Two African American EVMS students hold the letters M and D

EVMS is the most diverse medical school in Virginia, according to U.S. News & World Report’s 2023-2024 rankings.

The publication’s Most Diverse Medical Schools report identifies colleges nationwide where students are most likely to encounter peers from racial or ethnic groups different from their own. Approximately 22 percent of EVMS medical students identify as part of a racial or ethnic minority.

“We are so pleased with this recognition, as it aligns with our vision to become the most community-oriented school of medicine and health professions in the United States,” says Alfred Abuhamad, MD, President, Provost and Dean of the School of Medicine. “We want our student body to reflect the communities we serve, in the commonwealth and beyond, and we believe our students’ success is largely rooted in learning from life experiences and backgrounds different from their own.”

EVMS has consistently ranked among the highest in the state since the medical school-specific diversity rankings debuted three years ago. EVMS ranks #46 for diversity in the nation among the 130 medical and osteopathic schools included in the report.

Each medical school's ranking is based on the percentage of total enrollment, as reported to U.S. News, that are underrepresented minority students and how that percentage compares with state and national race-ethnic-group proportions. U.S. News worked on this ranking with the Robert Graham Center, a division of the American Academy of Family Physicians.

The listing defines underrepresented minority students as those who are Black or African American, Hispanic/Latino, American Indian or Alaska Native, and Native Hawaiian or other Pacific Islander.

“As an institution of higher learning responsible for the training of the next generation of healthcare professionals, EVMS chooses to engage with and respond thoughtfully and intentionally to the social and demographic changes transforming society and community,” says Mekbib Gemeda, EdD, Vice President of Diversity and Inclusion at EVMS.

Dr. Gemeda says the institution intentionally integrates its efforts through programming and quality improvement initiatives that promote “inclusive excellence” in the areas of education, faculty development, health disparities research, patient care, community engagement and training and climate improvements.

Efforts include, among many others, endowed scholarships that provide financial support to students from backgrounds underrepresented in medicine and health professions; initiatives such as The L.D. Britt Premedical Scholars program, a longitudinal mentoring program for Norfolk State and Hampton University students; and the recently launched ENRICHe program, a partnership with Norfolk State focused on addressing health disparities, enhancing research opportunities and expanding pathways for underrepresented students into medicine and health professions.

Community engagement programs include the Community Inclusion and Health Equity (CIHE) initiative, which integrates community input into clinical, educational and research activities, and the Regional Cancer Disparities Collaborative (RCDC), which brings together all the health systems in the region as well as community partners to address the tremendous prostate, colon and breast cancer disparities regionally.
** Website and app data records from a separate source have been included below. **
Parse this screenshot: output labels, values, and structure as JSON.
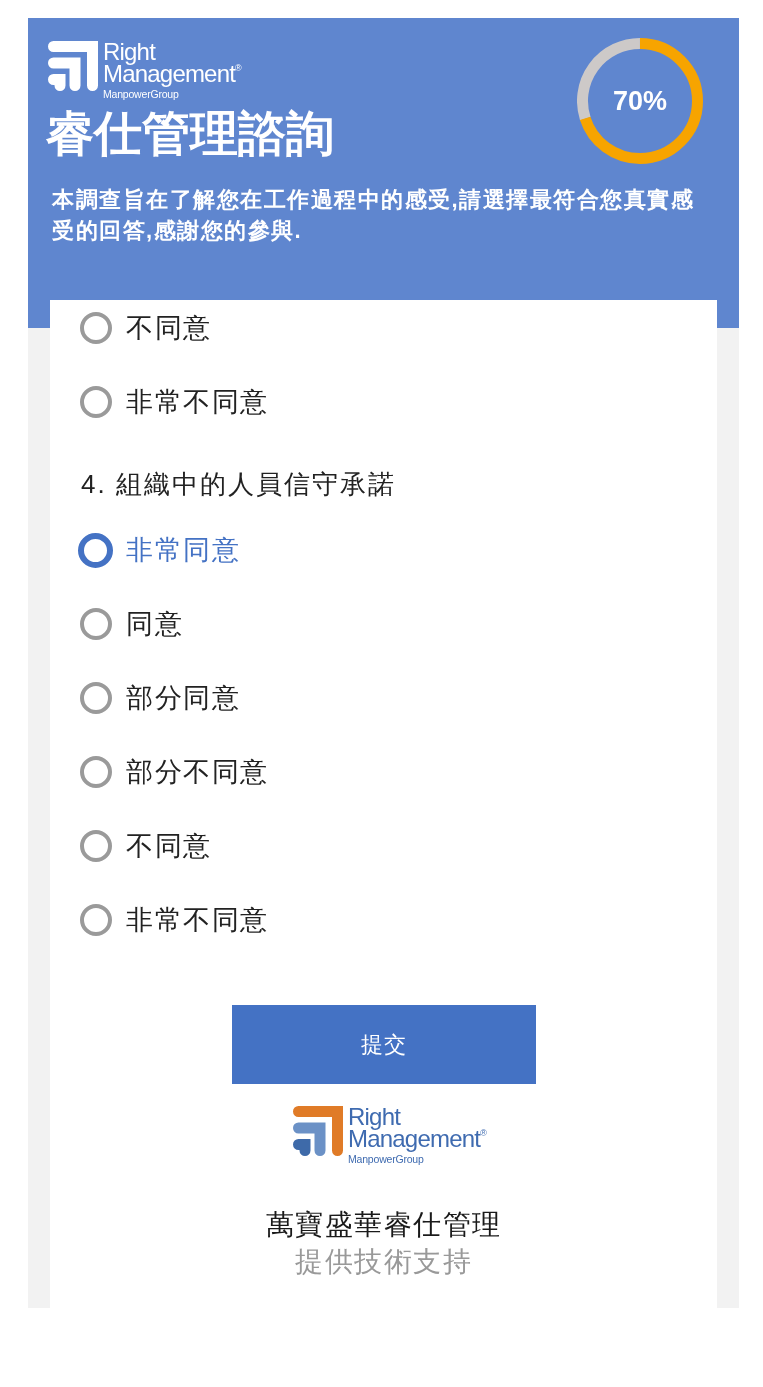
{
  "header": {
    "logo": {
      "wordmark": [
        "Right",
        "Management$^{®}$"
      ],
      "tagline": "ManpowerGroup"
    },
    "title": "睿仕管理諮詢",
    "progress": {
      "level": 0.7,
      "reading": "70%"
    },
    "description": "本調查旨在了解您在工作過程中的感受,請選擇最符合您真實感受的回答,感謝您的參與."
  },
  "questions": [
    {
      "options": [
        {
          "label": "不同意",
          "selected": false
        },
        {
          "label": "非常不同意",
          "selected": false
        }
      ]
    },
    {
      "prompt": "4. 組織中的人員信守承諾",
      "options": [
        {
          "label": "非常同意",
          "selected": true
        },
        {
          "label": "同意",
          "selected": false
        },
        {
          "label": "部分同意",
          "selected": false
        },
        {
          "label": "部分不同意",
          "selected": false
        },
        {
          "label": "不同意",
          "selected": false
        },
        {
          "label": "非常不同意",
          "selected": false
        }
      ]
    }
  ],
  "submit_button": "提交",
  "footer": {
    "logo": {
      "wordmark": [
        "Right",
        "Management$^{®}$"
      ],
      "tagline": "ManpowerGroup"
    },
    "company": "萬寶盛華睿仕管理",
    "note": "提供技術支持"
  }
}
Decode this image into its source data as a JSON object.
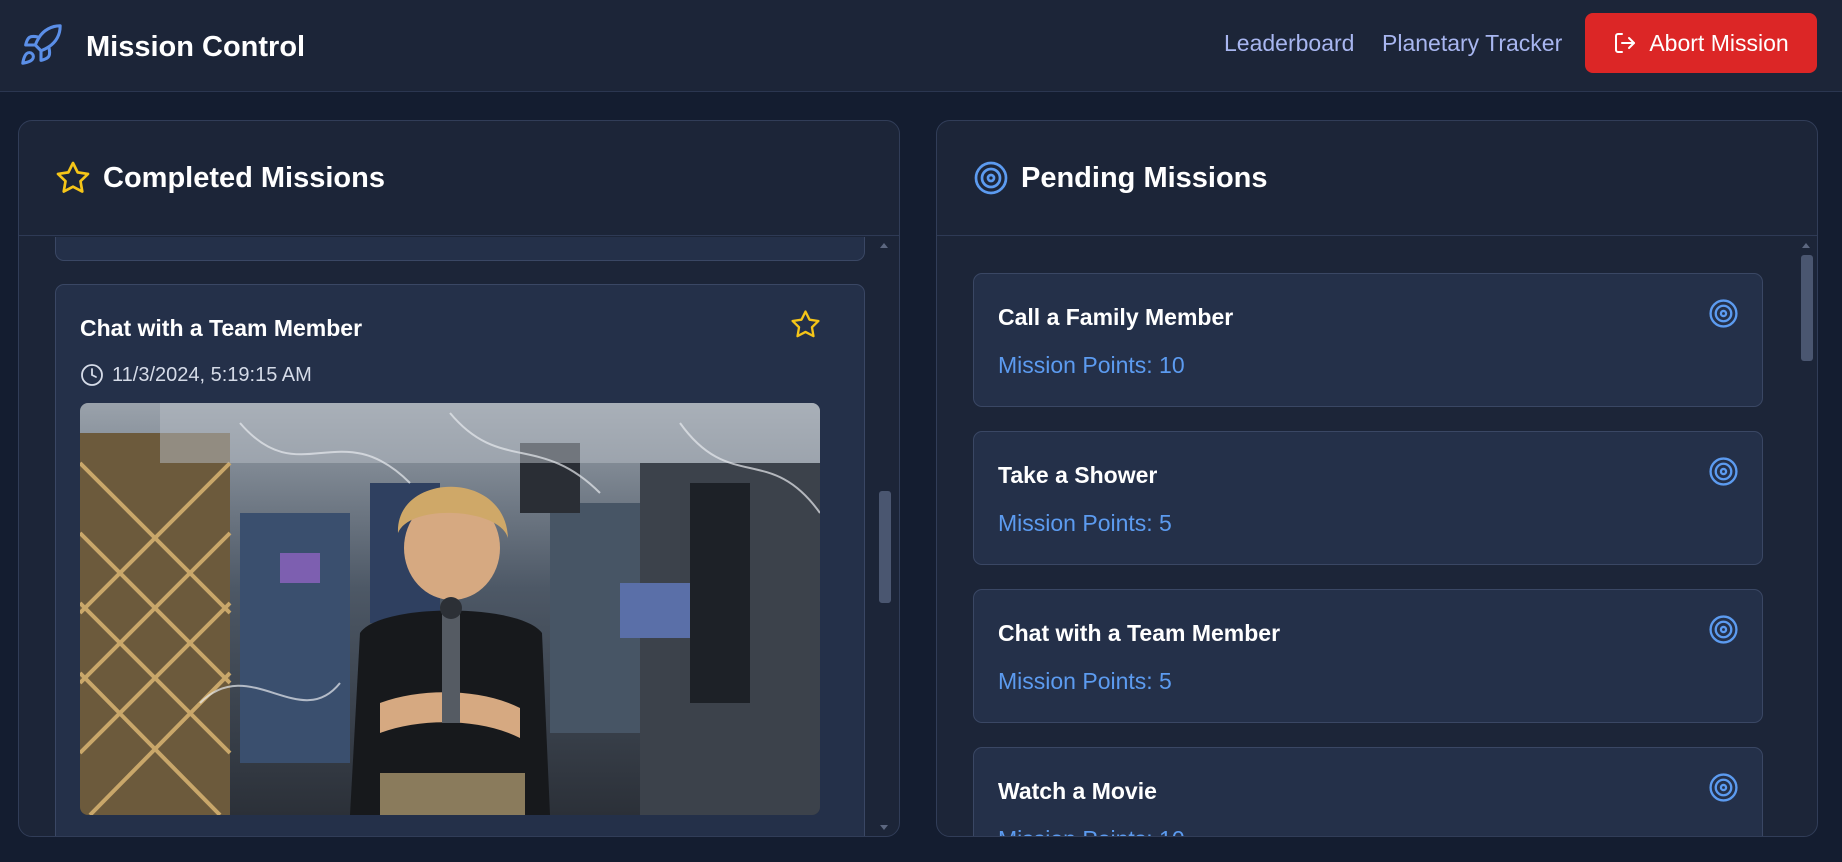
{
  "header": {
    "title": "Mission Control",
    "nav": [
      "Leaderboard",
      "Planetary Tracker"
    ],
    "abort_label": "Abort Mission"
  },
  "completed": {
    "title": "Completed Missions",
    "card": {
      "title": "Chat with a Team Member",
      "timestamp": "11/3/2024, 5:19:15 AM"
    }
  },
  "pending": {
    "title": "Pending Missions",
    "missions": [
      {
        "title": "Call a Family Member",
        "points": "Mission Points: 10"
      },
      {
        "title": "Take a Shower",
        "points": "Mission Points: 5"
      },
      {
        "title": "Chat with a Team Member",
        "points": "Mission Points: 5"
      },
      {
        "title": "Watch a Movie",
        "points": "Mission Points: 10"
      }
    ]
  },
  "colors": {
    "background": "#141d30",
    "panel": "#1c2538",
    "accent_blue": "#5c9bf0",
    "star_yellow": "#f5c518",
    "abort_red": "#dc2626"
  },
  "icons": [
    "rocket-icon",
    "logout-icon",
    "star-icon",
    "target-icon",
    "clock-icon"
  ]
}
U.S. News also recognizes EVMS among medical schools with the highest number of graduates practicing direct patient care in medically underserved areas.

Read the EVMS Diversity Statement.